#' by high-dimensional data. Heredity. 115:357-365.
#' @references Adams, D.C. and M.L. Collyer. 2016.  On the comparison of the strength of morphological integration across morphometric 
#' datasets. Evolution. 70:2623-2631.
#' @examples
#' data(plethShapeFood) 
#' Y.gpa<-gpagen(plethShapeFood$land)    #GPA-alignment    
#'
#' #2B-PLS between head shape and food use data
#' PLS <-two.b.pls(Y.gpa$coords,plethShapeFood$food,iter=999)
#' summary(PLS)
#' plot(PLS)
#'  
#'  ### Visualize shape variation using picknplot.shape Because picknplot requires 
#'  ### user decisions, the following example
#'  ### is not run (but can be with removal of #).
#'  ### For detailed options, see the picknplot help file
#'  # picknplot.shape(plot(PLS))
#'  
#' 

two.b.pls <- function (A1, A2,  iter = 999, seed = NULL, print.progress=TRUE){
    if (any(is.na(A1)) == T) 
      stop("Data matrix 1 contains missing values. Estimate these first (see 'estimate.missing').")
    if (any(is.na(A2)) == T) 
      stop("Data matrix 2 contains missing values. Estimate these first (see 'estimate.missing').")
  if (is.null(dim(A1))) A1 <- as.matrix(A1); if (is.null(dim(A2))) A2 <- as.matrix(A2)
  if (length(dim(A1)) == 3) x <- two.d.array(A1) else x <- as.matrix(A1)
  if (length(dim(A2)) == 3) y <- two.d.array(A2) else y <- as.matrix(A2)
  if (nrow(x) != nrow(y)) stop("Data matrices have different numbers of specimens.")
  n <- nrow(x)
  
  if (is.null(rownames(x))) rownames(x) <- 1:n
  if (is.null(rownames(y))) rownames(y) <- 1:n
  
  if(length(na.omit(match(rownames(x), rownames(y)))) != n) 
    stop("Mismatched specimen names for A1 and A2.\n", call. = FALSE)
  
  y <- y[rownames(x), ]

  pls.obs <- pls(x, y, RV=FALSE, verbose=TRUE)
  
  if(NCOL(x) > n){

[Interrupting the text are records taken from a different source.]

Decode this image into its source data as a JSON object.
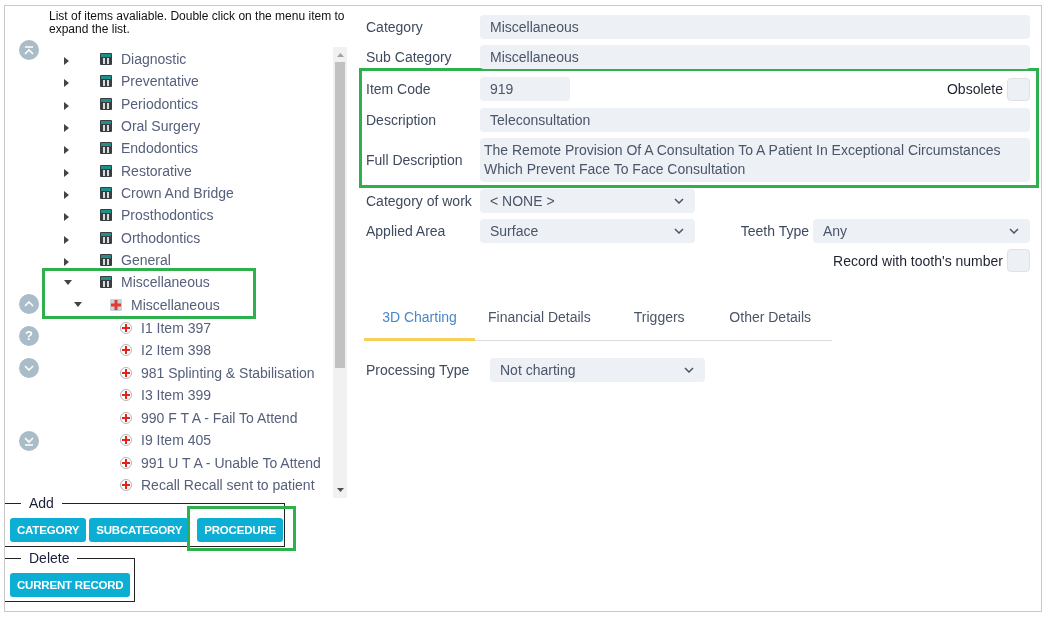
{
  "tree_panel": {
    "hint": "List of items avaliable. Double click on the menu item to expand the list.",
    "nav_buttons": [
      {
        "kind": "top"
      },
      {
        "kind": "up"
      },
      {
        "kind": "help",
        "label": "?"
      },
      {
        "kind": "down"
      },
      {
        "kind": "bottom"
      }
    ]
  },
  "tree": {
    "items": [
      {
        "label": "Diagnostic",
        "kind": "category",
        "expanded": false,
        "highlighted": false
      },
      {
        "label": "Preventative",
        "kind": "category",
        "expanded": false,
        "highlighted": false
      },
      {
        "label": "Periodontics",
        "kind": "category",
        "expanded": false,
        "highlighted": false
      },
      {
        "label": "Oral Surgery",
        "kind": "category",
        "expanded": false,
        "highlighted": false
      },
      {
        "label": "Endodontics",
        "kind": "category",
        "expanded": false,
        "highlighted": false
      },
      {
        "label": "Restorative",
        "kind": "category",
        "expanded": false,
        "highlighted": false
      },
      {
        "label": "Crown And Bridge",
        "kind": "category",
        "expanded": false,
        "highlighted": false
      },
      {
        "label": "Prosthodontics",
        "kind": "category",
        "expanded": false,
        "highlighted": false
      },
      {
        "label": "Orthodontics",
        "kind": "category",
        "expanded": false,
        "highlighted": false
      },
      {
        "label": "General",
        "kind": "category",
        "expanded": false,
        "highlighted": false
      },
      {
        "label": "Miscellaneous",
        "kind": "category",
        "expanded": true,
        "highlighted": true,
        "children": [
          {
            "label": "Miscellaneous",
            "kind": "subcategory",
            "expanded": true,
            "highlighted": true,
            "children": [
              {
                "label": "I1 Item 397",
                "kind": "procedure",
                "highlighted": false
              },
              {
                "label": "I2 Item 398",
                "kind": "procedure",
                "highlighted": false
              },
              {
                "label": "981 Splinting & Stabilisation",
                "kind": "procedure",
                "highlighted": false
              },
              {
                "label": "I3 Item 399",
                "kind": "procedure",
                "highlighted": false
              },
              {
                "label": "990 F T A - Fail To Attend",
                "kind": "procedure",
                "highlighted": false
              },
              {
                "label": "I9 Item 405",
                "kind": "procedure",
                "highlighted": false
              },
              {
                "label": "991 U T A - Unable To Attend",
                "kind": "procedure",
                "highlighted": false
              },
              {
                "label": "Recall Recall sent to patient",
                "kind": "procedure",
                "highlighted": false
              }
            ]
          }
        ]
      }
    ]
  },
  "add_group": {
    "legend": "Add",
    "buttons": [
      {
        "label": "CATEGORY",
        "highlighted": false
      },
      {
        "label": "SUBCATEGORY",
        "highlighted": false
      },
      {
        "label": "PROCEDURE",
        "highlighted": true
      }
    ]
  },
  "delete_group": {
    "legend": "Delete",
    "buttons": [
      {
        "label": "CURRENT RECORD",
        "highlighted": false
      }
    ]
  },
  "details": {
    "category": {
      "label": "Category",
      "value": "Miscellaneous"
    },
    "sub_category": {
      "label": "Sub Category",
      "value": "Miscellaneous"
    },
    "identity": {
      "highlighted": true,
      "item_code": {
        "label": "Item Code",
        "value": "919"
      },
      "obsolete": {
        "label": "Obsolete",
        "checked": false
      },
      "description": {
        "label": "Description",
        "value": "Teleconsultation"
      },
      "full_description": {
        "label": "Full Description",
        "value": "The Remote Provision Of A Consultation To A Patient In Exceptional Circumstances Which Prevent Face To Face Consultation"
      }
    },
    "category_of_work": {
      "label": "Category of work",
      "value": "< NONE >"
    },
    "applied_area": {
      "label": "Applied Area",
      "value": "Surface"
    },
    "teeth_type": {
      "label": "Teeth Type",
      "value": "Any"
    },
    "record_with_tooth_number": {
      "label": "Record with tooth's number",
      "checked": false
    }
  },
  "tabs": [
    {
      "label": "3D Charting",
      "selected": true
    },
    {
      "label": "Financial Details",
      "selected": false
    },
    {
      "label": "Triggers",
      "selected": false
    },
    {
      "label": "Other Details",
      "selected": false
    }
  ],
  "charting": {
    "processing_type": {
      "label": "Processing Type",
      "value": "Not charting"
    }
  }
}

    pcax <- prcomp(x)
    d <- which(zapsmall(pcax$sdev) > 0)
    x <- pcax$x[,d]
  }
  if(NCOL(y) > n){
    pcay <- prcomp(y)
    d <- which(zapsmall(pcay$sdev) > 0)
    y <- pcay$x[,d]
  }
  if(print.progress) pls.rand <- apply.pls(center(x), center(y), RV=FALSE, iter=iter, seed=seed) else
    pls.rand <- .apply.pls(center(x), center(y), RV=FALSE, iter=iter, seed=seed) 
  p.val <- pval(abs(pls.rand))
  XScores <- pls.obs$XScores
  YScores <- pls.obs$YScores
  out <- list(r.pls = pls.rand[1], P.value = p.val,
              left.pls.vectors = pls.obs$left.vectors,
              right.pls.vectors = pls.obs$right.vectors,
              random.r = pls.rand, 
              XScores = pls.obs$XScores,
              YScores = pls.obs$YScores,
              svd = pls.obs$pls.svd,
              A1 = A1, A2 = A2,
              A1.matrix = x, A2.matrix =y,
              permutations = iter+1, call=match.call(),
              method="PLS")
  class(out) <- "pls"
  out
  }
geomorphR/geomorph documentation built on July 22, 2019, 6:46 p.m.